Shane Watson says he is considering quitting cricket after being axed from the Australia squad for disciplinary reasons.
Vice-captain Watson, 31, was dropped from the squad along with James Pattinson, Usman Khawaja and Mitchell Johnson, and he has now flown home to be with his pregnant wife who is expecting their first child.
The quartet were told they would not be considered for selection for the third Test in Mohali after failing to complete a report in which they were to suggest to management three points on how their individual performances and that of the team could be improved.
Watson believes he has been treated unfairly and told the Sydney Morning Herald: "Any time you're suspended for a Test match unless you do something unbelievably wrong, and obviously everyone knows what those rules are . . . I think it is very harsh.
"At this point in time I'm at a stage where I'm sort of weighing up my future and what I want to do with my cricket in general, to be honest.
"I do love playing, there is no doubt about that, but at this point in time I'm going to spend the next few weeks with my family and just weigh up my options of just exactly which direction I want to go.
"There are lot more important things in life - I certainly do love playing cricket and that passion is still there and I feel like I'm in the prime years of my cricket career.
"From that perspective I still feel like I've got a lot to give.
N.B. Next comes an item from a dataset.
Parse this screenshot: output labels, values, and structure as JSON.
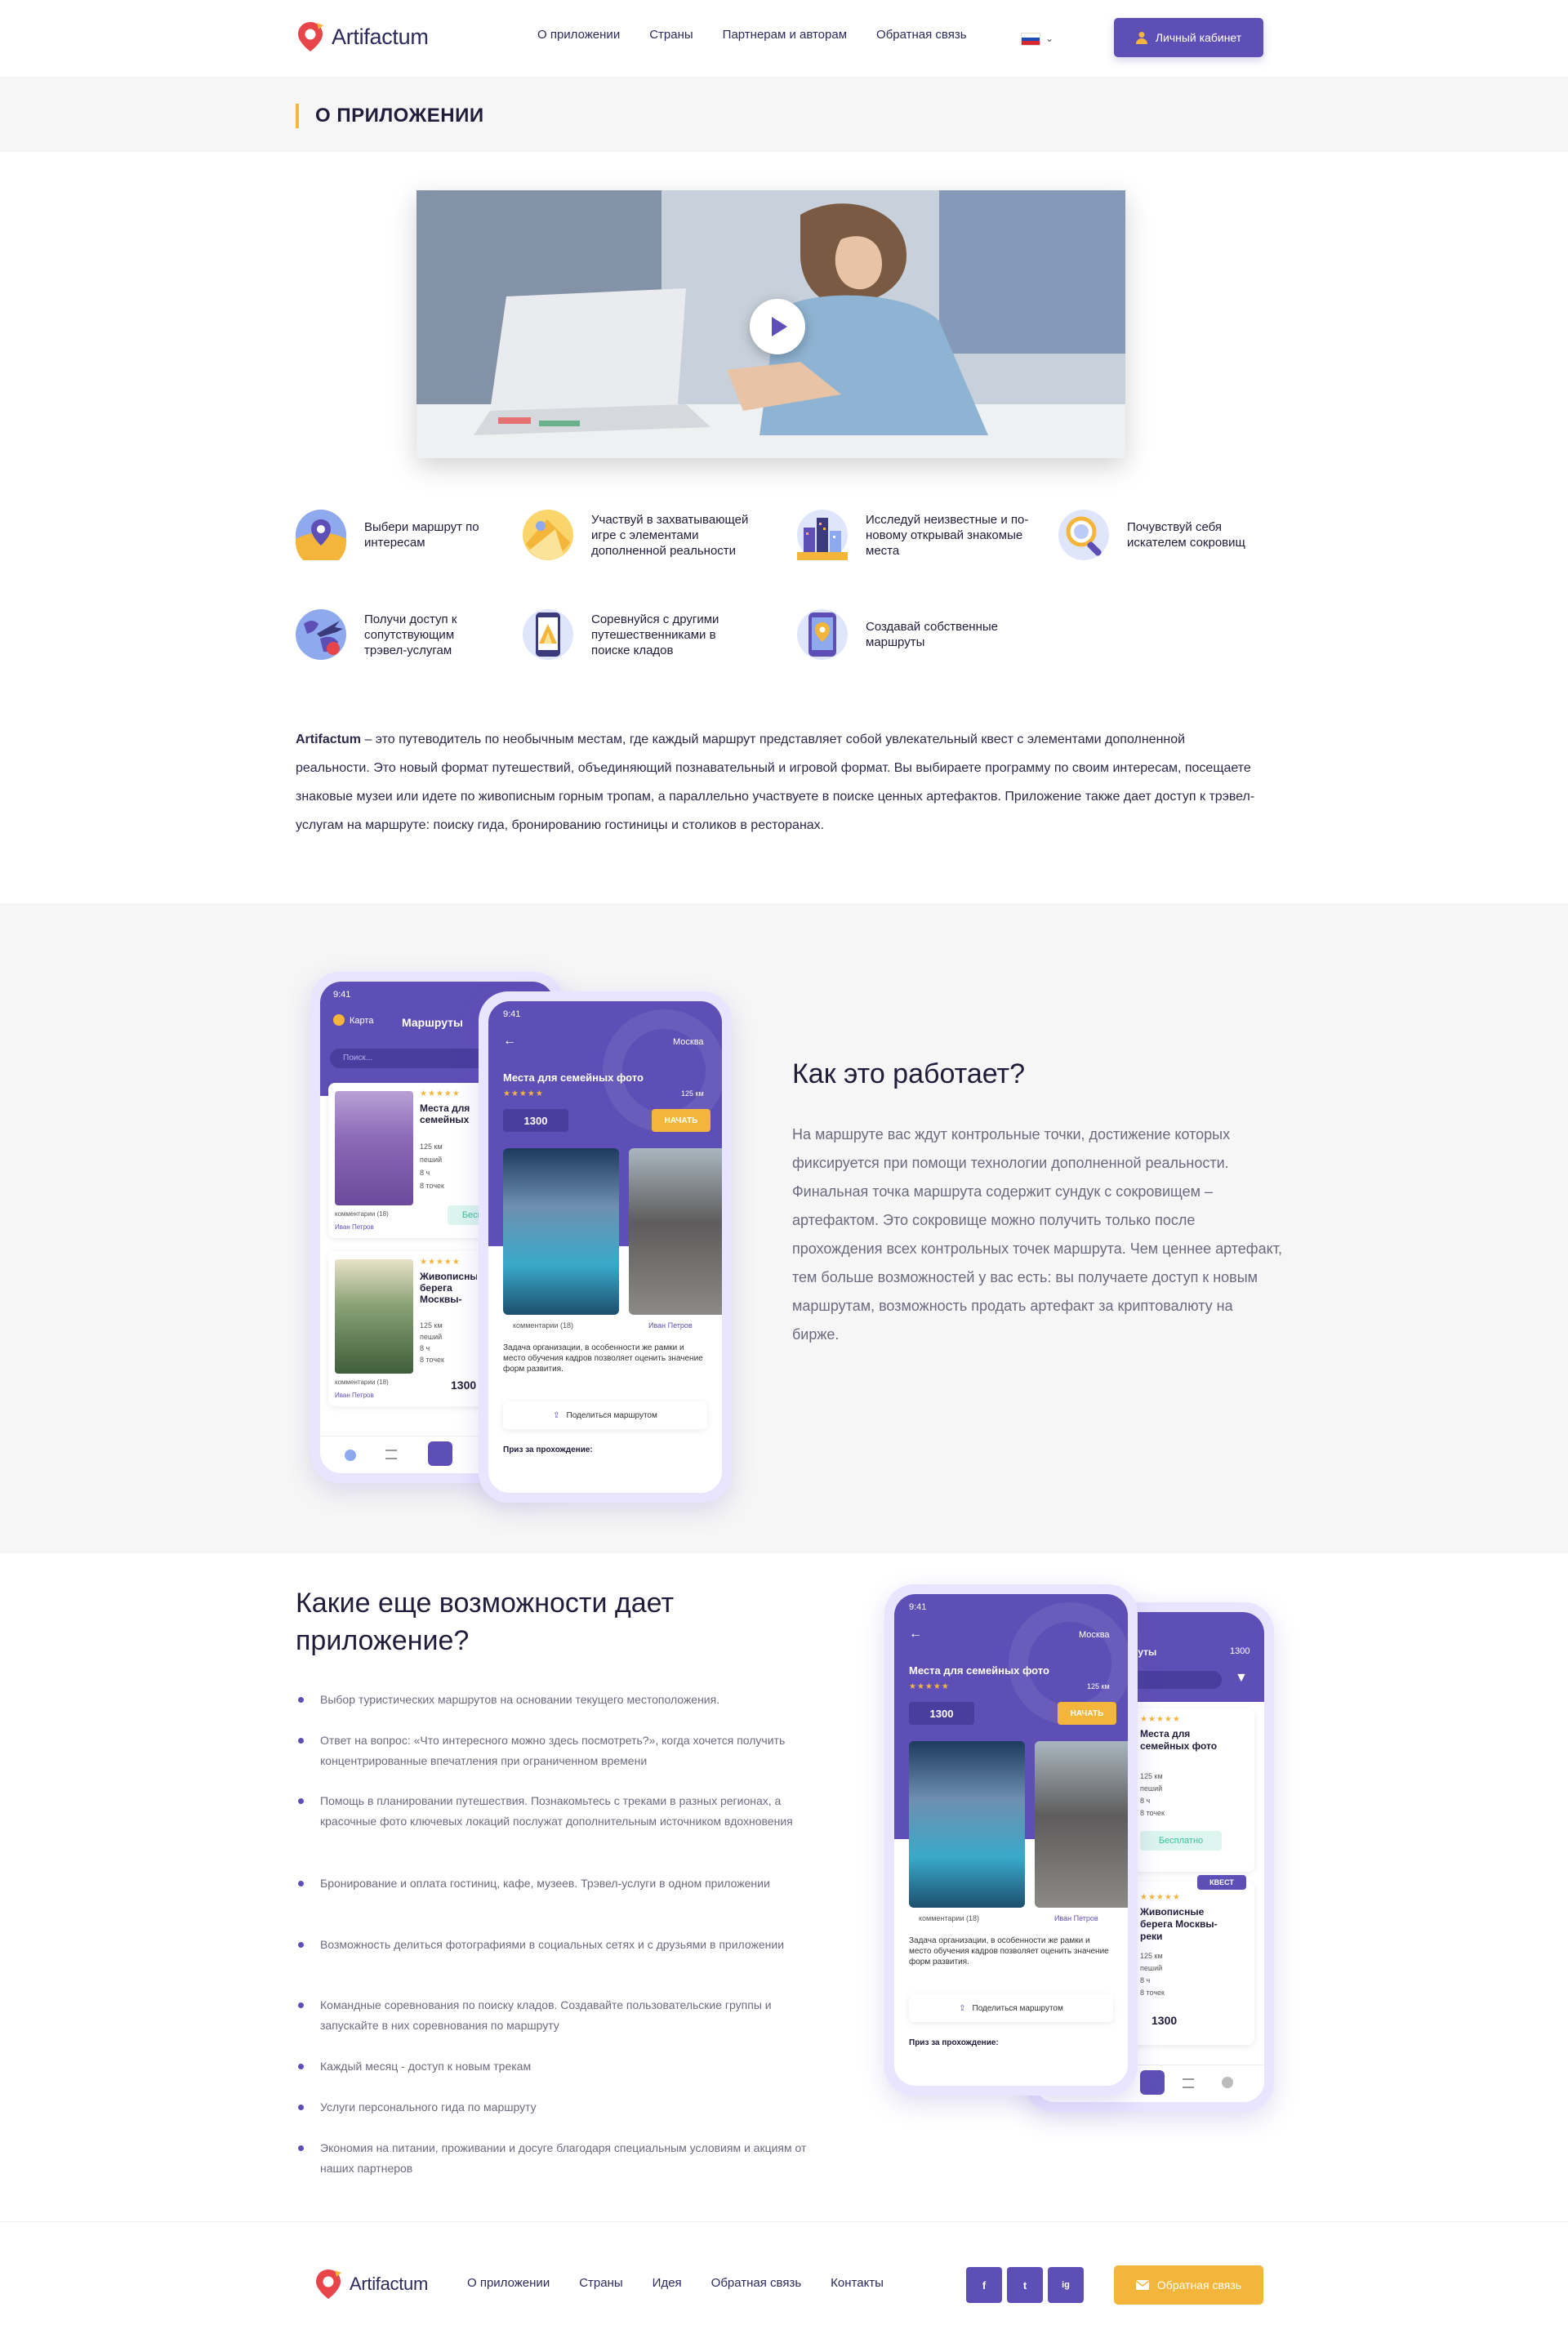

But from a holistic perspective I've got to sit down with my family and decide which directions they are."
On the report he was supposed to have submitted to Micky Arthur he said: "I was about to communicate that to Mickey and the leadership group today but they obviously beat me to it by telling me I wasn't selected for this Test match."
Captain Michael Clarke has insisted the omissions are due to continued failure of some players to meet the standards set by the team rather than a one-off incident.
"I want the public and the media to understand, don't get me wrong, it's not just about one incident. Firstly on this tour our performances have been unacceptable and there has been some stuff off the field that has been unacceptable for the standards an Australian cricket team needs to present itself to achieve what we are trying to achieve.
"I know it is a tough day, a really tough day and it's a tough decision, but at the end of the day if people are not hitting those standards there are going to be consequences," said Clarke.
"Our head coach gave us two days off after the second Test, it was about freshening yourself up, get your rehabilitation done, your recovery, do what you have to do, get everything right for the next two Test matches, because the next two Test matches are as big as you might have in your career and you have an opportunity to turn this series around.
"We were asked to do one thing from the head coach. It was giving information back to the head coach about not only improving your game - what you've learnt from the first two Test matches - but also how can you help this team turn things around and have success.
"It was a very simple task. Yes, it took a lot of thinking because you had to look at your game and where you thought you could improve, what you had learnt and what you could do to help this team level this series. In my opinion, for the four players to not do it, not only does it let the team down, it also shows a lack of respect for the head coach and in the Australian cricket team that is unacceptable."
The omission of the four players leaves, at most, 13 men available for the third Test, which gets underway in Mohali on Thursday. Wicketkeeper-batsman Matthew Wade's participation remains in the balance, as he nurses a sprained ankle. The veteran Brad Haddin has been called up as cover.